An American in Paris is the theatrical version of Leslie Caron and Gene Kelly’s Gershwin-themed 1951 screen musical…very different from the Vincente Minnelli movie. Even today, the late Kelly continues to inspire dancers, choreographers and directors such as Damien Chazelle (La La Land) and British ballet dancer Christopher Wheeldon, who directed this balletic musical. English choreographer, Christopher Wheeldon, who ranks with choreographers like Jerome Robbins and Bob Fosse, is a master at connecting storytelling through the language and romance of dance.
George Gershwin’s beloved ‘s wonderful jazzy American standards are still timeless today and they work well with the displays of bold primary colors and geometric shapes in Wheeldon’s An American in Paris on Broadway.
‘S wonderful, ‘s marvelous
You should care for me
Well, ‘s awful nice, ‘s paradise
‘S what I love to see
Wheeldon opens the show in 1945 (unlike the movie which opened in 1951) just after the end of the war.

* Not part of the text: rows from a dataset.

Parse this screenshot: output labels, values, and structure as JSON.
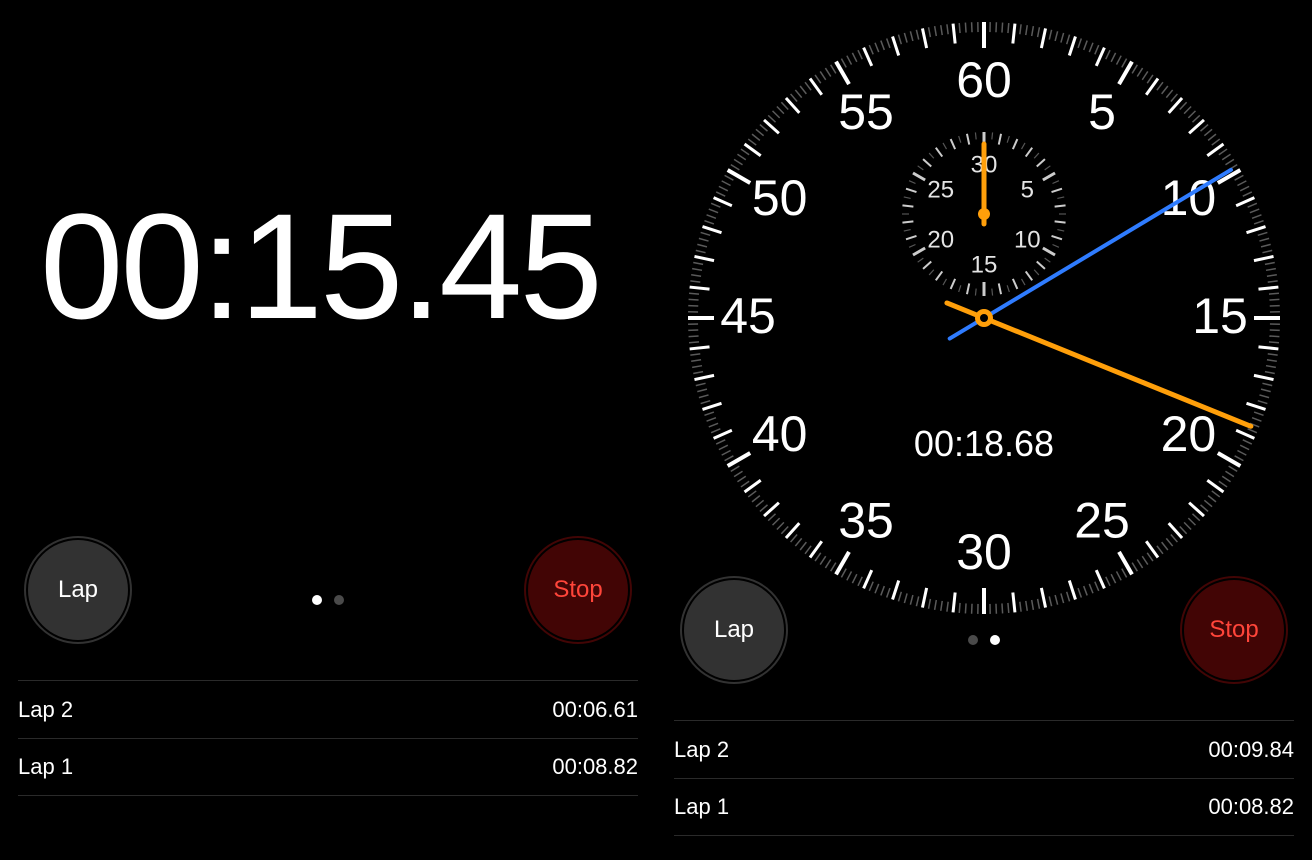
{
  "left": {
    "time_display": "00:15.45",
    "lap_label": "Lap",
    "stop_label": "Stop",
    "active_page": 0,
    "laps": [
      {
        "label": "Lap 2",
        "time": "00:06.61"
      },
      {
        "label": "Lap 1",
        "time": "00:08.82"
      }
    ]
  },
  "right": {
    "time_display": "00:18.68",
    "lap_label": "Lap",
    "stop_label": "Stop",
    "active_page": 1,
    "laps": [
      {
        "label": "Lap 2",
        "time": "00:09.84"
      },
      {
        "label": "Lap 1",
        "time": "00:08.82"
      }
    ],
    "dial": {
      "major_numerals": [
        "60",
        "5",
        "10",
        "15",
        "20",
        "25",
        "30",
        "35",
        "40",
        "45",
        "50",
        "55"
      ],
      "sub_numerals": [
        "30",
        "5",
        "10",
        "15",
        "20",
        "25"
      ],
      "main_hand_seconds": 18.68,
      "lap_hand_seconds": 9.84,
      "sub_hand_minutes": 0
    }
  },
  "colors": {
    "hand_main": "#ff9f0a",
    "hand_lap": "#2f7cff",
    "stop_text": "#ff453a"
  }
}
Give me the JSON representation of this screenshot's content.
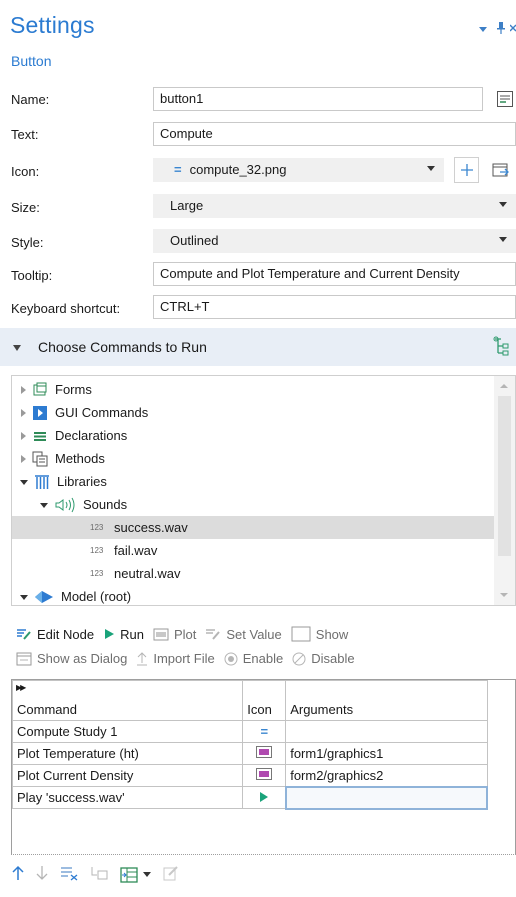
{
  "header": {
    "title": "Settings",
    "subtitle": "Button"
  },
  "form": {
    "name_label": "Name:",
    "name_value": "button1",
    "text_label": "Text:",
    "text_value": "Compute",
    "icon_label": "Icon:",
    "icon_value": "compute_32.png",
    "size_label": "Size:",
    "size_value": "Large",
    "style_label": "Style:",
    "style_value": "Outlined",
    "tooltip_label": "Tooltip:",
    "tooltip_value": "Compute and Plot Temperature and Current Density",
    "shortcut_label": "Keyboard shortcut:",
    "shortcut_value": "CTRL+T"
  },
  "section": {
    "title": "Choose Commands to Run"
  },
  "tree": {
    "items": [
      {
        "label": "Forms",
        "icon": "forms-icon"
      },
      {
        "label": "GUI Commands",
        "icon": "gui-commands-icon"
      },
      {
        "label": "Declarations",
        "icon": "declarations-icon"
      },
      {
        "label": "Methods",
        "icon": "methods-icon"
      },
      {
        "label": "Libraries",
        "icon": "libraries-icon"
      },
      {
        "label": "Sounds",
        "icon": "sounds-icon"
      },
      {
        "label": "success.wav",
        "icon": "123"
      },
      {
        "label": "fail.wav",
        "icon": "123"
      },
      {
        "label": "neutral.wav",
        "icon": "123"
      },
      {
        "label": "Model (root)",
        "icon": "model-icon"
      }
    ]
  },
  "toolbar": {
    "edit_node": "Edit Node",
    "run": "Run",
    "plot": "Plot",
    "set_value": "Set Value",
    "show": "Show",
    "show_as_dialog": "Show as Dialog",
    "import_file": "Import File",
    "enable": "Enable",
    "disable": "Disable"
  },
  "table": {
    "headers": {
      "command": "Command",
      "icon": "Icon",
      "arguments": "Arguments"
    },
    "rows": [
      {
        "command": "Compute Study 1",
        "icon": "compute-icon",
        "arguments": ""
      },
      {
        "command": "Plot Temperature (ht)",
        "icon": "plot-icon",
        "arguments": "form1/graphics1"
      },
      {
        "command": "Plot Current Density",
        "icon": "plot-icon",
        "arguments": "form2/graphics2"
      },
      {
        "command": "Play 'success.wav'",
        "icon": "play-icon",
        "arguments": ""
      }
    ]
  },
  "colors": {
    "accent": "#2b7bd1",
    "section_bg": "#e8eef6",
    "selected_row": "#dcdcdc",
    "run_green": "#1aa37a"
  }
}
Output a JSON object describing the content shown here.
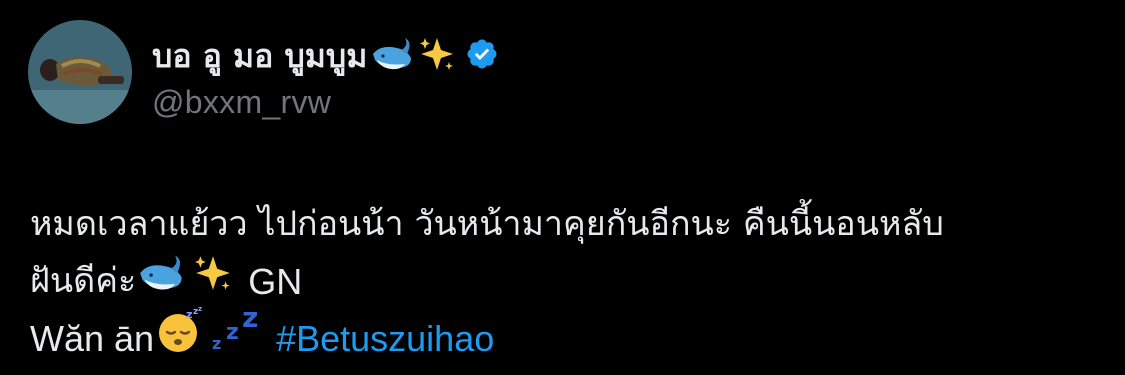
{
  "tweet": {
    "author": {
      "display_name": "บอ อู มอ บูมบูม",
      "handle": "@bxxm_rvw",
      "name_emojis": [
        "whale-emoji",
        "sparkles-emoji"
      ],
      "verified": true
    },
    "text": {
      "line1": "หมดเวลาแย้วว ไปก่อนน้า วันหน้ามาคุยกันอีกนะ คืนนี้นอนหลับ",
      "line2_thai": "ฝันดีค่ะ",
      "line2_latin": "GN",
      "line3_text": "Wăn ān",
      "line3_hashtag": "#Betuszuihao"
    }
  },
  "colors": {
    "background": "#000000",
    "text_primary": "#e7e9ea",
    "text_secondary": "#71767b",
    "link": "#1d9bf0",
    "verified": "#1d9bf0"
  }
}
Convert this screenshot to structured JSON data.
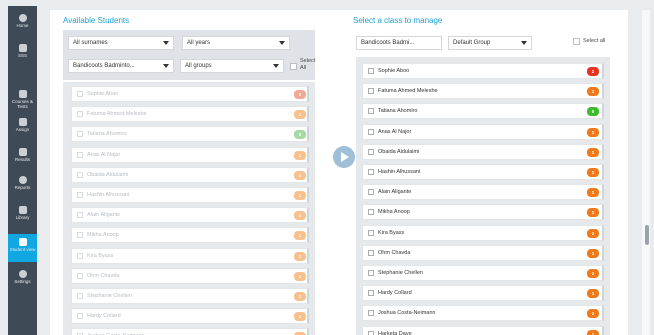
{
  "sidebar": {
    "items": [
      {
        "label": "Home",
        "icon": "home-icon"
      },
      {
        "label": "SSS",
        "icon": "grid-icon"
      },
      {
        "label": "Courses & Tests",
        "icon": "book-icon"
      },
      {
        "label": "Assign",
        "icon": "assign-icon"
      },
      {
        "label": "Results",
        "icon": "results-icon"
      },
      {
        "label": "Reports",
        "icon": "reports-icon"
      },
      {
        "label": "Library",
        "icon": "library-icon"
      },
      {
        "label": "Student view",
        "icon": "student-view-icon"
      },
      {
        "label": "Settings",
        "icon": "gear-icon"
      }
    ]
  },
  "left": {
    "title": "Available Students",
    "filters": {
      "surnames": "All surnames",
      "years": "All years",
      "class": "Bandicoots Badminto...",
      "groups": "All groups",
      "select_all": "Select All"
    },
    "students": [
      {
        "name": "Sophie Aboo",
        "badge": "2",
        "color": "#e8542c"
      },
      {
        "name": "Fatuma Ahmed Meleshe",
        "badge": "1",
        "color": "#f0821e"
      },
      {
        "name": "Tatiana Ahomiro",
        "badge": "0",
        "color": "#4cb648"
      },
      {
        "name": "Anas Al Najar",
        "badge": "1",
        "color": "#f0821e"
      },
      {
        "name": "Obaida Aldulaimi",
        "badge": "1",
        "color": "#f0821e"
      },
      {
        "name": "Hashin Alhussani",
        "badge": "1",
        "color": "#f0821e"
      },
      {
        "name": "Alain Aligante",
        "badge": "1",
        "color": "#f0821e"
      },
      {
        "name": "Mikha Anoop",
        "badge": "1",
        "color": "#f0821e"
      },
      {
        "name": "Kira Byass",
        "badge": "1",
        "color": "#f0821e"
      },
      {
        "name": "Ohm Chavda",
        "badge": "1",
        "color": "#f0821e"
      },
      {
        "name": "Stephanie Chellen",
        "badge": "1",
        "color": "#f0821e"
      },
      {
        "name": "Hardy Collard",
        "badge": "1",
        "color": "#f0821e"
      },
      {
        "name": "Joshua Costa-Neimann",
        "badge": "1",
        "color": "#f0821e"
      }
    ]
  },
  "right": {
    "title": "Select a class to manage",
    "filters": {
      "class": "Bandicoots Badmi...",
      "group": "Default Group",
      "select_all": "Select all"
    },
    "students": [
      {
        "name": "Sophie Aboo",
        "badge": "2",
        "color": "#e8321f"
      },
      {
        "name": "Fatuma Ahmed Meleshe",
        "badge": "1",
        "color": "#f07a1a"
      },
      {
        "name": "Tatiana Ahomiro",
        "badge": "0",
        "color": "#3dbb2f"
      },
      {
        "name": "Anas Al Najor",
        "badge": "1",
        "color": "#f07a1a"
      },
      {
        "name": "Obaida Aldulaimi",
        "badge": "1",
        "color": "#f07a1a"
      },
      {
        "name": "Hashin Alhussani",
        "badge": "1",
        "color": "#f07a1a"
      },
      {
        "name": "Alain Aligante",
        "badge": "1",
        "color": "#f07a1a"
      },
      {
        "name": "Mikha Anoop",
        "badge": "1",
        "color": "#f07a1a"
      },
      {
        "name": "Kira Byass",
        "badge": "1",
        "color": "#f07a1a"
      },
      {
        "name": "Ohm Chavda",
        "badge": "1",
        "color": "#f07a1a"
      },
      {
        "name": "Stephanie Chellen",
        "badge": "1",
        "color": "#f07a1a"
      },
      {
        "name": "Hardy Collard",
        "badge": "1",
        "color": "#f07a1a"
      },
      {
        "name": "Joshua Costa-Neimann",
        "badge": "1",
        "color": "#f07a1a"
      },
      {
        "name": "Harketa Dave",
        "badge": "1",
        "color": "#f07a1a"
      }
    ]
  },
  "transfer_button_icon": "play-icon"
}
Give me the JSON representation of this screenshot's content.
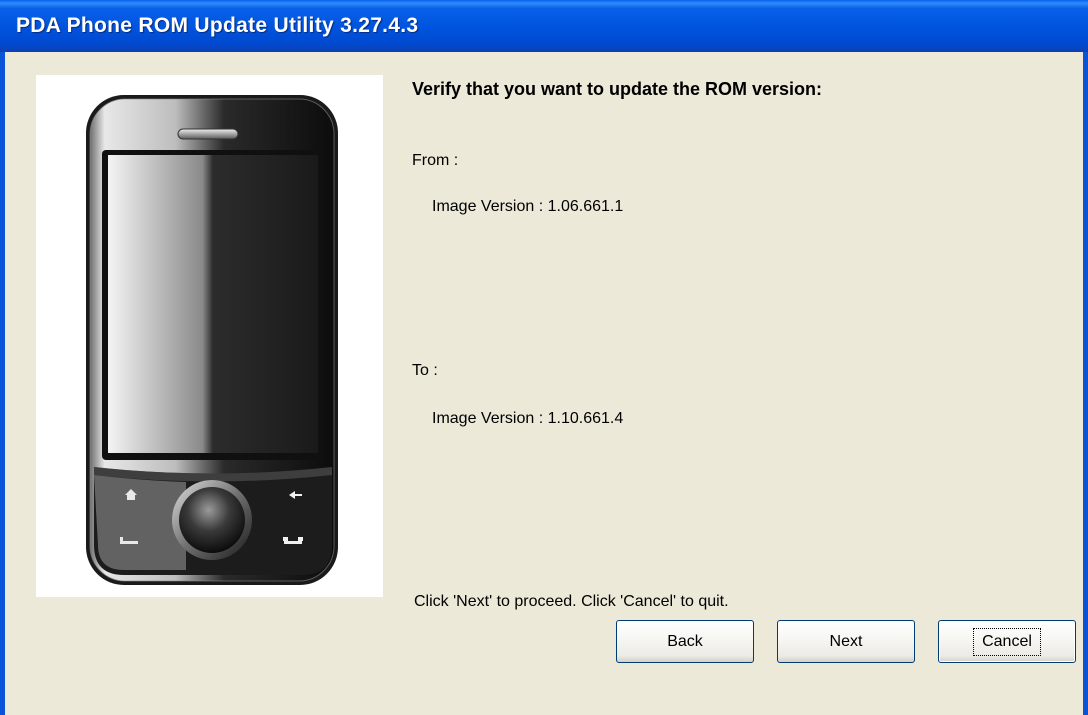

Paris is traumatized…dark and poor not cheerful and light. Opening with scenes of a shorn-headed collaboratrice being manhandled by the crowd. Wheeldon says, “In many ways, [the changes] makes the romance more potent because there is a contrast of the darkness and the light.”
The show is about an American WWII veteran trying to make it as an artist in a newly liberated Paris. American soldiers, Jerry Mulligan (Garen Scribner) and Adam Hochberg (Etai Benson), stay in Paris after the end of the war. The painter and composer befriend a wealthy Frenchman, Henri Baurel (Nick Spangler) and all become involved in the production of a new ballet. They also all fall in love with the same woman, Lise Dassin (Sara Esty), who has a secret past.
An American in Paris is a love letter to the City of Lights. The virtuosic designs take us all around Paris…people fishing on the Seine and shoppers in the Galeries Lafayette. It’s a style fit for Gershwins’ irresistible “(I’ll Build a) Stairway to Paradise.”
The dancers display balletic grace and emotion that seem effortless. These performers are true triple threats…they act, sing and dance so well that they lift you right out of your seat to take you along for the ride.
Escape with An American in Paris while you still can.